But that brings us back to the diner scene and a big question: Why does Old Joe keep moving? What is he trying to accomplish?
Old Joe remembers Rainmaker's rise to power, his wife's murder and his own return to 2044. That's now one possible history. In another possibility, presumably, is a scenario where the Rainmaker is killed, by Old Joe, as a child, and so Old Joe lives happily ever after in the future, with his wife, and never has any reason to return to the past.
But there are some pretty serious problems with this. Just to start with, we never get a hint that this second possibility actually exists anywhere in Old Joe's head, other than as wishful thinking. We can't tell that any of his actions in 2044 are pushing him closer to that eventuality. In fact, the two points of fuzziness described above suggest that he's actually getting mired further and further from it. Worse, no matter what Old Joe does to 2044, no matter how "good" he makes 2074, he'll never get that good ending. He might wind up remembering some of it, but the experiences - if they're had at all - will be had by a different Joe. Old Joe will remain stuck in the past, and he'll always remember a decent percentage of how and why he got there: because his wife was murdered by mobsters in a future now averted.
In his heart of hearts, Old Joe knows all of this. Young Joe knows some of the mechanics (he uses the carving-directions-on-your-own-forearm trick), and Old Joe has now experienced time travel first-hand.

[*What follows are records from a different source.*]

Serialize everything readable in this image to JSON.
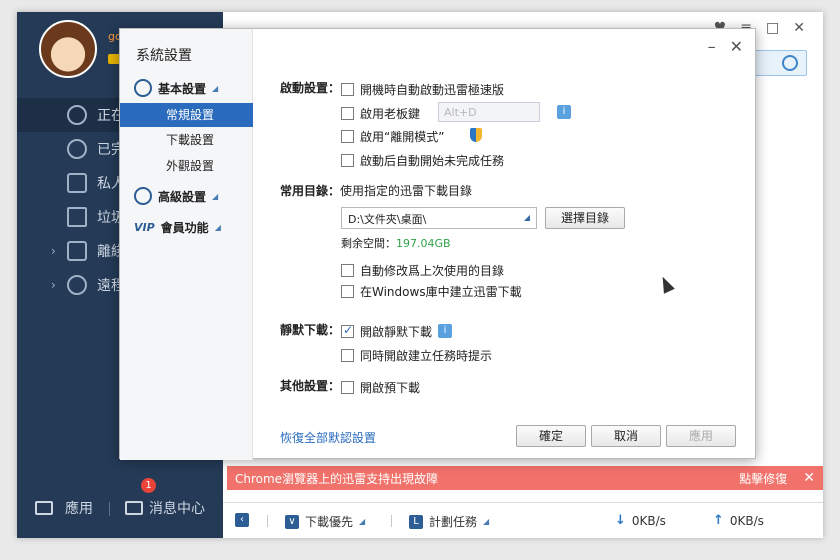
{
  "sidebar": {
    "username": "go",
    "items": [
      {
        "label": "正在"
      },
      {
        "label": "已完"
      },
      {
        "label": "私人"
      },
      {
        "label": "垃圾"
      },
      {
        "label": "離綫"
      },
      {
        "label": "遠程"
      }
    ],
    "bottom": {
      "apps_label": "應用",
      "messages_label": "消息中心",
      "message_count": "1"
    }
  },
  "dialog": {
    "title": "系統設置",
    "nav": {
      "basic": "基本設置",
      "basic_items": [
        "常規設置",
        "下載設置",
        "外觀設置"
      ],
      "advanced": "高級設置",
      "vip_tag": "VIP",
      "member": "會員功能"
    },
    "startup": {
      "label": "啟動設置：",
      "options": [
        "開機時自動啟動迅雷極速版",
        "啟用老板鍵",
        "啟用“離開模式”",
        "啟動后自動開始未完成任務"
      ],
      "hotkey_placeholder": "Alt+D"
    },
    "directory": {
      "label": "常用目錄：",
      "desc": "使用指定的迅雷下載目錄",
      "path": "D:\\文件夾\\桌面\\",
      "choose_button": "選擇目錄",
      "free_space_label": "剩余空間：",
      "free_space_value": "197.04GB",
      "options": [
        "自動修改爲上次使用的目錄",
        "在Windows庫中建立迅雷下載"
      ]
    },
    "silent": {
      "label": "靜默下載：",
      "options": [
        "開啟靜默下載",
        "同時開啟建立任務時提示"
      ]
    },
    "other": {
      "label": "其他設置：",
      "options": [
        "開啟預下載"
      ]
    },
    "reset_link": "恢復全部默認設置",
    "buttons": {
      "ok": "確定",
      "cancel": "取消",
      "apply": "應用"
    }
  },
  "notice": {
    "text": "Chrome瀏覽器上的迅雷支持出現故障",
    "action": "點擊修復"
  },
  "toolbar": {
    "priority": "下載優先",
    "schedule": "計劃任務",
    "down_speed": "0KB/s",
    "up_speed": "0KB/s"
  }
}
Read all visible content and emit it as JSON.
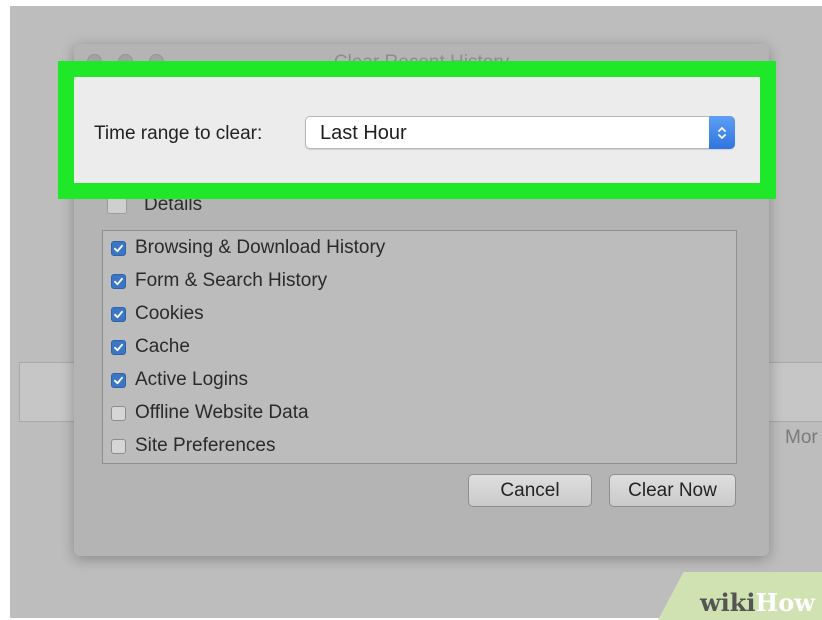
{
  "dialog": {
    "title": "Clear Recent History",
    "time_range_label": "Time range to clear:",
    "time_range_value": "Last Hour",
    "details_label": "Details",
    "items": [
      {
        "label": "Browsing & Download History",
        "checked": true
      },
      {
        "label": "Form & Search History",
        "checked": true
      },
      {
        "label": "Cookies",
        "checked": true
      },
      {
        "label": "Cache",
        "checked": true
      },
      {
        "label": "Active Logins",
        "checked": true
      },
      {
        "label": "Offline Website Data",
        "checked": false
      },
      {
        "label": "Site Preferences",
        "checked": false
      }
    ],
    "cancel_label": "Cancel",
    "clear_now_label": "Clear Now"
  },
  "background": {
    "more_label": "Mor"
  },
  "watermark": {
    "part1": "wiki",
    "part2": "How"
  },
  "colors": {
    "highlight": "#1ee828",
    "checkbox_checked": "#3b76c5",
    "select_arrow": "#2f74e0"
  },
  "icons": {
    "checkbox": "checkmark-icon",
    "select": "up-down-chevron-icon"
  }
}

So when Old Joe tells Young Joe not to think about it, it's because he wants Young Joe to fall in on his side and help him carry out a plan which, in fact, withstands no scrutiny. Old Joe's plan is horrific, and it's not even revenge, it's catharsis.

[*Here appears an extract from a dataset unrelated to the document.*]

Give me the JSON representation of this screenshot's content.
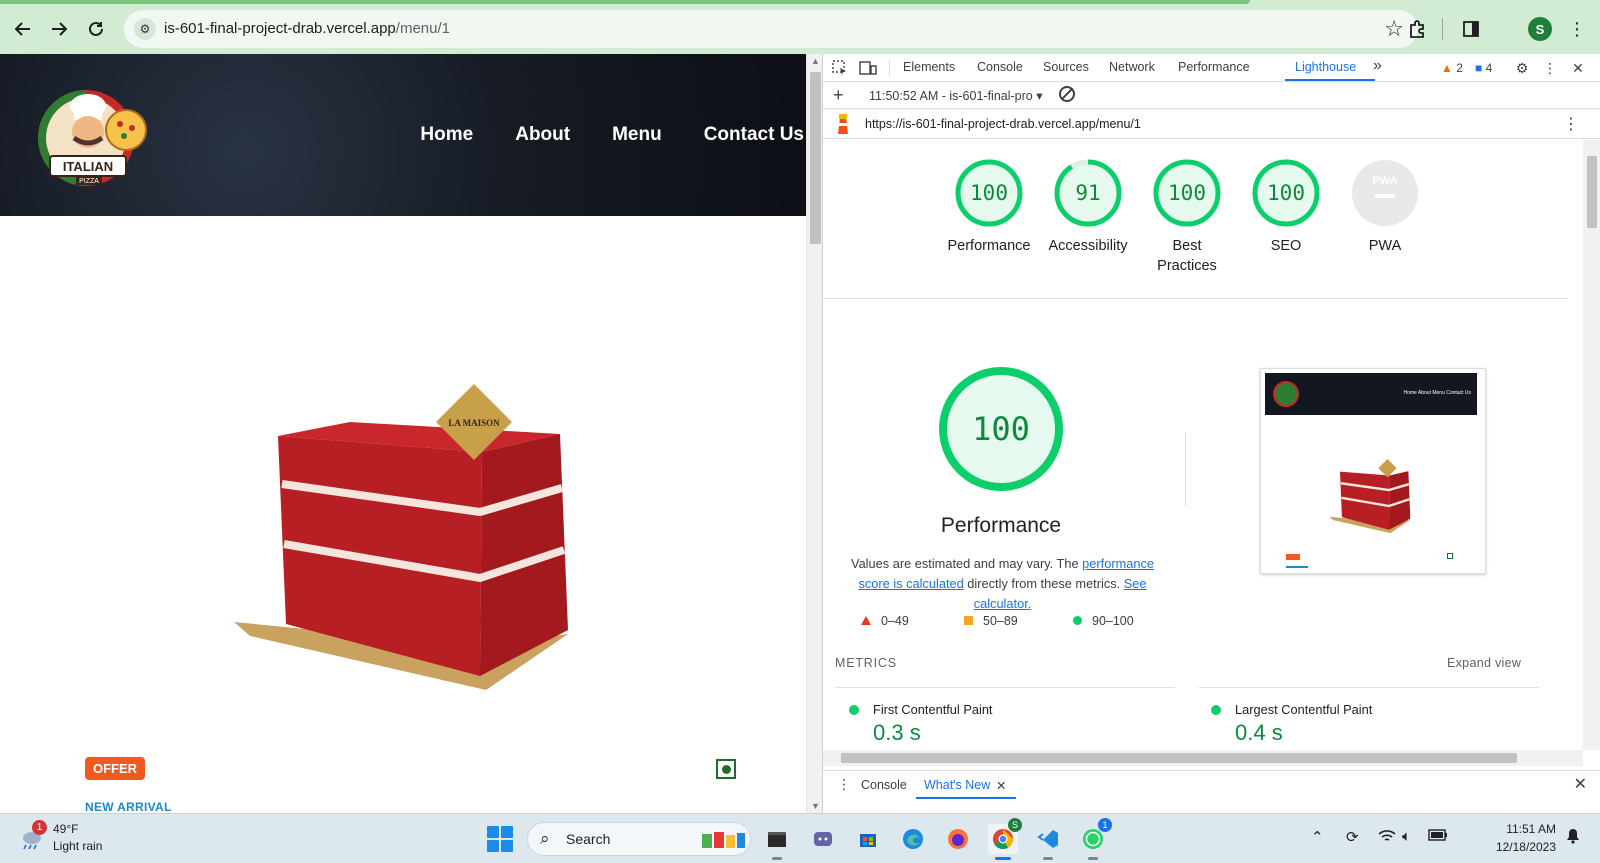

The climax makes sense.
It looks like a causal loop. Old Joe comes back in time to kill the Rainmaker as a child. He inadvertently creates the Rainmaker who inadvertently causes Old Joe to come back in time. But now that we've been educated about fuzziness, we can see that there are other possibilities intersecting here. The Rainmaker doesn't have to exist for Old Joe to want to come back in time. Rainmaker didn't directly murder Old Joe's wife, and the mob of the future were going to come and loop Old Joe regardless of who was in charge. The botched loop would be enough to motivate Old Joe to go back and try to change history for the better. Old Joe doesn't have to shoot Cid (the grazed jaw, which becomes infected) for him to become the Rainmaker, because there are conflicting stories about him, and not all of them feature the prosthetic jaw. Old Joe also doesn't have to shoot Sarah for Cid to become the Rainmaker. There's a good chance Cid would accidentally kill Sarah himself before getting his TK under control. Equally, stories about Rainmaker's mother's death could easily refer to his biological aunt, who raised him, whom he definitely did kill and whom he believed was his real mother. There are bunch of ways to lock all of this down, but the truth of the matter is that the fuzziness is the answer.

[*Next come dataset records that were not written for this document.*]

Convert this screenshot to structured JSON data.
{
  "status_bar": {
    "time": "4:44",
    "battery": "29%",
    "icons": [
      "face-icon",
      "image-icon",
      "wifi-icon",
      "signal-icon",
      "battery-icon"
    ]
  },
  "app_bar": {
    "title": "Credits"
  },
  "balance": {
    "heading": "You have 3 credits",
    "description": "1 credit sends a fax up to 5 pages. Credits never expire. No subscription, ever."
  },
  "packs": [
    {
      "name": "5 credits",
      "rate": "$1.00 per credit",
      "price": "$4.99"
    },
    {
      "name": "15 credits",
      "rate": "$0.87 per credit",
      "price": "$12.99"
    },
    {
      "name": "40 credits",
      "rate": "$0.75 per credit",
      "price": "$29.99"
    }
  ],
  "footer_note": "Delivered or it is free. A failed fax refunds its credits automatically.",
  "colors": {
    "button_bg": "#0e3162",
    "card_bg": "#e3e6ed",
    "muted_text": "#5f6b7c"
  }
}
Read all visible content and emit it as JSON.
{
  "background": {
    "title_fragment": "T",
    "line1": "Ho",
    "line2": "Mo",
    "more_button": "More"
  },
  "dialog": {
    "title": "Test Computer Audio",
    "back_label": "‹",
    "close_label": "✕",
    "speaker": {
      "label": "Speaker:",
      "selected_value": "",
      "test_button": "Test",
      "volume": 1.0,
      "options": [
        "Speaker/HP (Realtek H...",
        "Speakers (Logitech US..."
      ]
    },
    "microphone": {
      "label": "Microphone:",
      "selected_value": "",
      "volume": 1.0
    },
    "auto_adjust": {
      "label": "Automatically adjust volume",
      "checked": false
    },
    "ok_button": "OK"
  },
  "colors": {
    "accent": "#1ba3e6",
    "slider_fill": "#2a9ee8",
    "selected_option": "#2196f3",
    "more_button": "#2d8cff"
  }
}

It looks like a causal loop, and the resolution looks like a universe-destroying paradox. But this just isn't that kind of universe. Old Joe disappears, and Cid's future is better for it. That's all.
My reading of Looper is this: it is a movie in which time travel is bad. Time travel is outlawed, so only outlaws have time travel. Almost by definition, time travel can only be used to commit, or in support of the commission of, violent crime. Nobody travels back in time with good intentions. 2044 and probably quite a lot of the future beyond that year are hellhole eras because of this. Looper's universe invariably resolves chronological inconsistencies in the manner most physically and mentally damaging to the person to which they apply. Looper's model of time travel hates you and wants you not to do it.
Young Joe doesn't save the world with time travel. He does it by ending his existence before he ever gets near a time machine.
I've seen this movie once so far. If I've misremembered facts in this essay, I'm going to claim deliberate fuzziness.